The decision to nationalise Anglo Irish Bank as a going concern of systemic importance dates back only five months. There is no valid reason to change a policy so recently adopted.
The country's third largest bank is clearly a systemically important part of the banking system.
Clearly, one of three roughly equal-sized players in the real estate and development market, between them accounting for about 60pc of lending into that market, is systemically important.
Market reaction to positive or negative events in Anglo Irish Bank impacts on the other Irish banks: the market says that Anglo Irish Bank is systemically important.
Some commentators suggest a change of policy to an "orderly wind-down", claiming that this would avoid the need to inject €4bn capital.
In this scenario, the bank would continue to need a banking licence, requiring the capitalisation that the injection is intended to bring about. Thus, there is no way of avoiding the injection.
This scenario would have a number of disadvantages. It would inevitably bring forward claims for repayment of deposits, which the Government would have to meet. While a large proportion of the bank's retail deposits -- which are currently at €18bn -- would remain as long as they are guaranteed by the Government, it is unlikely that the bank could continue to attract new deposits.
Corporate deposits of €16bn would probably flow out more quickly than retail, as such depositors like to have enduring relationships with counterparts.
Similar considerations would apply to inter-bank deposits of €7bn.
Market operators are understandably likely to look elsewhere, regardless of pricing, if the current repository is on the way out of business.
The "orderly wind-down" scenario includes the suggestion that there could be a negotiation with bondholders to get them to bear a part of the pain and avoid the need for the capital injection.
Subordinated bondholders, currently holding €5bn, have already marked down the value of their holdings to a very substantial extent.
There is a market for this kind of paper, which is where any "negotiation" would take place.
It is idle to suggest that the Government or the bank could otherwise compel bondholders to bear "pain" -- they cannot simply repudiate their debt obligations.
Obligations to central banks, at €23.5bn, would remain and would have to be met.
The "orderly wind-down" scenario would lead to a requirement to meet very substantial obligations in a foreseeable timescale without the ability to gain access to further funding.
Far from avoiding commitments, it would crystallise them.
Current policy is to reinforce the bank's capital, de-risk it, shrink the balance sheet by the transfer of parts of its loan book to the National Asset Management Agency and to produce a new business plan.
This "going concern" scenario makes it possible for the bank to deal normally with the performing parts of its loan book and to adopt an active policy of liability management.
It gives it space to develop new activities. It avoids having to meet larger commitments in the short to medium term and secures the best outcome from the capital injection now required.

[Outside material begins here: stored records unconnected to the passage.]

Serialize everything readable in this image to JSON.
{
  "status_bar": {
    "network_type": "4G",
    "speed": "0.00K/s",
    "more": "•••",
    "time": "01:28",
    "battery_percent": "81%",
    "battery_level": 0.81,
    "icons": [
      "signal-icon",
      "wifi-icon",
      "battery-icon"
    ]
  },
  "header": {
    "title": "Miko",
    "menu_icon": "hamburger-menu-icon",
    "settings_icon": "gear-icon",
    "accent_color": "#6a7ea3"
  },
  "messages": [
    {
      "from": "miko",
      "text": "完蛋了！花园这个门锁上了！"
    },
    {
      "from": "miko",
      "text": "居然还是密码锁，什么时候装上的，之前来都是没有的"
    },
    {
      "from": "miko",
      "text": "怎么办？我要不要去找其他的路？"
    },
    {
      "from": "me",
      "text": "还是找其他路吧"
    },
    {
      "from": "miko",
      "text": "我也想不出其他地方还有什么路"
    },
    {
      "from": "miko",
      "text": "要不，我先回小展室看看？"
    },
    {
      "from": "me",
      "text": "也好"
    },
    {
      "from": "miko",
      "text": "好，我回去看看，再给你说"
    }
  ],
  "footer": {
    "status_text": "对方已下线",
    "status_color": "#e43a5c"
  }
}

Alan Dukes was appointed to the board of Anglo Irish Bank in December under the Bank Guarantee Scheme. The contents of this article are the personal views of the author.